Title: Tibetan Women – Where do they stand?
By: Tenpa Dugdak
Published: August 17th, 2005
“Women are not supported or encouraged by our society as much as men.”
I got an email request to put this article up for discussion so here it is. The article talks about the unequal treatment of Tibetan women in current Tibetan society, and the hypocrisy it presents.
–“Tibetan women are merely seen as the ones who wash dishes or do the laundry and cooking. Don’t you think it’s right time to move from this sort of stereotype? It is a shame that we are losing the abilities of Tibetan women not because they are not competent but because they are not given a chance. This sort of thing is happening in Tibetan families all over the world, not just in Tibet. Recently I visited a Tibetan family and lucky me, momos were being prepared. Of course I was asked to stay. The husband was sitting on the sofa, sipping his tea while his wife prepared the momos. I gave her a hand and later she thanked me for helping her. The husband never got up to help.”

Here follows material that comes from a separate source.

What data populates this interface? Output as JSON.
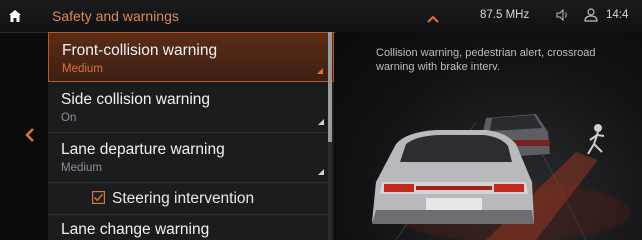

–“Just look around your community and I bet everyone would talk about a woman’s goodness in terms of how quiet she is or how shy she is, not because she is strong and confident. So, whose fault it that? If our society suffers from not having enough women principals, doctors, and Kalons then it is our society’s fault, not the fault of individual women.”
*I don’t think its fair for him to say that it is always completely a society’s fault if it suffers from not having enough successful women. A society or community has a part to play in supporting and allowing an individual to succeed but the individual still has his or her own responsibility and part to play in his or her own success. Of course I know that there are cases where a society is at complete fault for not having any successful or women with equal social standing as men.
–“When I was in school I loved ‘Shating‘ because there are to me back then there were lots and lots of negative things about women. But now it just disgusts me having been taught such things in school. Having said that, one Tibetan here told me that Shating is actually intended for monks and I thought that does make sense but then why teach this in school where the system is co-educational? It is psychological and emotional abuse for Tibetan women.”
-“I heard this incidence where one nunnery had invited a ‘Rinpoche‘ to their nunnery to give them a blessing and teachings. Upon his arrival he said to them, ‘ Pray hard in this life in order to be re-born as a male’. What a hypocrite!”
–“The word ‘kaimein‘ means inferior of birth. One of my friends told me that this word was used in one part of Tibet and now it has spread across the Tibetan Community in India. So, it might be a good idea next time to think twice before using this word to describe a woman, as this is not a Tibetan Buddhist word. The word ‘nigger’ is no longer used in western society unless purposely used to discriminate against black people so ‘kaimein‘ has to go as it too is clearly discriminatory against women and it is abusive”.
*I wrote in an earlier post that the word ‘Kaimein‘ or ‘Kye-men’ means inferior birth, just as it does in this excerpt, but someone commented that this isn’t the case and that it actually is an old word for the the stomach area of a woman. I’m still not 100% sure on which etymology(true meaning) is correct. Also the word ‘nigger’ is still in use in western society since we hear it in music and the media and still it is used in a non-discriminatory way, so I would say his statement is false.
Comment on what you think of this article by Tenpa Dugdak, do you agree with his article? Is he overgeneralizing the situation? Is Tibetan society less equal then Western society like the author states? (ex:”I really do think we can learn something about the equal treatment of woman from the west.”) Does religion create a sexist attitude towards women, like the belief of only being able to achieve enlightenment as a male? Should the word ‘kaimein‘ be completely banned or discouraged from use in the Tibetan language?